Because the research is frequently contradictory, experts do not always agree on whether snacking is beneficial or detrimental to your health. This could be because when participants are questioned about their eating habits, they typically report eating less.

According to a 2011 review published in the Journal of Nutrition, when under-reporting is considered, people who eat more frequently during the day consume more calories overall, which may result in weight gain.

Snacking on whole foods such as nut butter and fruit can be beneficial for seniors who frequently struggle to consume enough calories. However, for those under the age of 60 who snack excessively, this may add unnecessary calories and contribute to conditions such as obesity.

Even if you consume healthy snacks and limit your calorie intake, snacking may still be detrimental to your health. This is because your immune system initiates an inflammatory response whenever you eat.

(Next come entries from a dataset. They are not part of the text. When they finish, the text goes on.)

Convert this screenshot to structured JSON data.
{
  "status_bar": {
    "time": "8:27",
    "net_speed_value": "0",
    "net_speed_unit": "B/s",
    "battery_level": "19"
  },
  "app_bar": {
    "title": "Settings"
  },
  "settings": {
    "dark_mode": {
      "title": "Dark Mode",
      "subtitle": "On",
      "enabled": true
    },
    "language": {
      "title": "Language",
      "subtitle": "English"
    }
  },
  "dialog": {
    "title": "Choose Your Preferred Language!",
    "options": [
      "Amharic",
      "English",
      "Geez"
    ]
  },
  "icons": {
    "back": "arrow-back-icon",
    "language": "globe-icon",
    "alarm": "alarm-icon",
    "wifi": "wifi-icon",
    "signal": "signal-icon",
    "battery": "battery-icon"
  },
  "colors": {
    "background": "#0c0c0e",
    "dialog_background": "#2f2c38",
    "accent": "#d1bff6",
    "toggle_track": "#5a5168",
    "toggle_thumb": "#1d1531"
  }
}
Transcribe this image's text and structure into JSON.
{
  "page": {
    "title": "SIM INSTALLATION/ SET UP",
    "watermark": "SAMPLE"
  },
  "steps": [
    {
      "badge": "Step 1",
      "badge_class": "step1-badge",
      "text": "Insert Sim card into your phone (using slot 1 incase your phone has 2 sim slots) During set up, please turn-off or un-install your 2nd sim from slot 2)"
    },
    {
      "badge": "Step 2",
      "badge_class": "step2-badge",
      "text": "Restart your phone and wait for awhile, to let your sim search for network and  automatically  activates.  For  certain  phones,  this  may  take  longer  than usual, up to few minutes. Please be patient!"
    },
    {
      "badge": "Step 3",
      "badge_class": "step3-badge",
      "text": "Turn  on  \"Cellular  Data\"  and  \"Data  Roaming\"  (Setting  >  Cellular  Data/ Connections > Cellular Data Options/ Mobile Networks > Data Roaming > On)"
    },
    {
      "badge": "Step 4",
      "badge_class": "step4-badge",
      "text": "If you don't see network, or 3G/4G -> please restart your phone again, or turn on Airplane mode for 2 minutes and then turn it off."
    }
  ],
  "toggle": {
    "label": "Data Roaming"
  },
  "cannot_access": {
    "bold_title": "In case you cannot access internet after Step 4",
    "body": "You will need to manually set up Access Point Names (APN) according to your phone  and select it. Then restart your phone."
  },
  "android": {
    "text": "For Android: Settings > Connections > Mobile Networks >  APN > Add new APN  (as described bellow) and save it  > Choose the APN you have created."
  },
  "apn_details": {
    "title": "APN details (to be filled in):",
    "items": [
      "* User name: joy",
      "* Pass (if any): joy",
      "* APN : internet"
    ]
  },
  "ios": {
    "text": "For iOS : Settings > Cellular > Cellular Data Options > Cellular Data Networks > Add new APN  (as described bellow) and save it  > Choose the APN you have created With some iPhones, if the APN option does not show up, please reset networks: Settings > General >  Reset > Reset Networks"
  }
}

This immediate response aids in the fight against any bacteria ingested with your food.

While a brief inflammatory response can be beneficial for your health by aiding in healing and infection resistance, if you snack frequently in between meals, choose less healthy snacks, or have an underlying condition, you may be putting your body into a chronic inflammatory state. This can eventually result in health problems, as chronic inflammation has been linked to dangerous conditions such as diabetes and cancer.

How to cut down on snacking and improve your health

To avoid chronic inflammation, it’s critical to allow your body a break between meals, which means abstaining from snacking whenever possible. Here are a few strategies for breaking the snacking habit:

Consume protein and fiber at each meal.

Protein and fiber are critical components of a balanced diet, and they also help you feel full, according to Stacey Lockyer, PhD, a registered nutritionist and nutrition scientist at the British Nutrition Foundation.

Consuming a diet high in carbohydrates and low in protein and fiber may result in blood sugar spikes and dips, which may cause you to feel hungry sooner.

Several protein-rich foods that you can incorporate into your daily meals include the following: Lean meat, eggs, fish, tofu, nuts

According to Lockyer, some fiber-rich foods include the following: Whole grains, nuts, seeds fruits, vegetables

Utilize a food diary application.

Food diary apps can assist you in keeping track of how much food you actually consume. “Often, we are unaware that we are snacking mindlessly,” says Rebecca Leech, PhD, a registered nutritionist and researcher at Australia’s Institute for Physical Activity and Nutrition.

According to Leech, keeping a food diary or tracker can also help you identify patterns in your snacking, such as whether you snack more when you’re stressed or sad. This can help you maintain awareness of your snacking habits and make more deliberate choices about when and what to eat.

Certain food tracking apps, such as Noom and Rise, can be quite costly. However, others, such as HealthyOut and MyFitnessPal, are available for free.

Get sufficient sleep.

When you don’t get enough sleep, your body struggles to regulate the hormones that cause hunger or fullness, making it more difficult to resist a snack, Leech explains.

Even one late night can exacerbate snacking cravings. For instance, a 2008 study published in the Journal of Sleep Research discovered that when people slept for only four hours one night, they felt significantly more hungry the next day.

Experts recommend that you sleep between 7-9 hours per night to avoid confusing your body’s natural hunger signals. If you believe you aren’t getting enough sleep, check out Insider’s guide to 25 sleep-related tips.

The Verdict

Consuming an occasional snack is unlikely to be detrimental to your health. However, if you are constantly reaching for snacks in between meals, this may result in weight gain and, over time, more serious health problems.

When you’re between meals and in need of a snack, Leech suggests substituting healthier options such as fruit with yogurt, a handful of nuts, a banana, or carrots with hummus for sugary beverages and baked goods.

“Changing deeply entrenched patterns of behavior can be extremely difficult,” Leech explains. If none of the above methods work, you can always seek professional assistance from a therapist or registered dietitian nutritionist to assist you in making a change.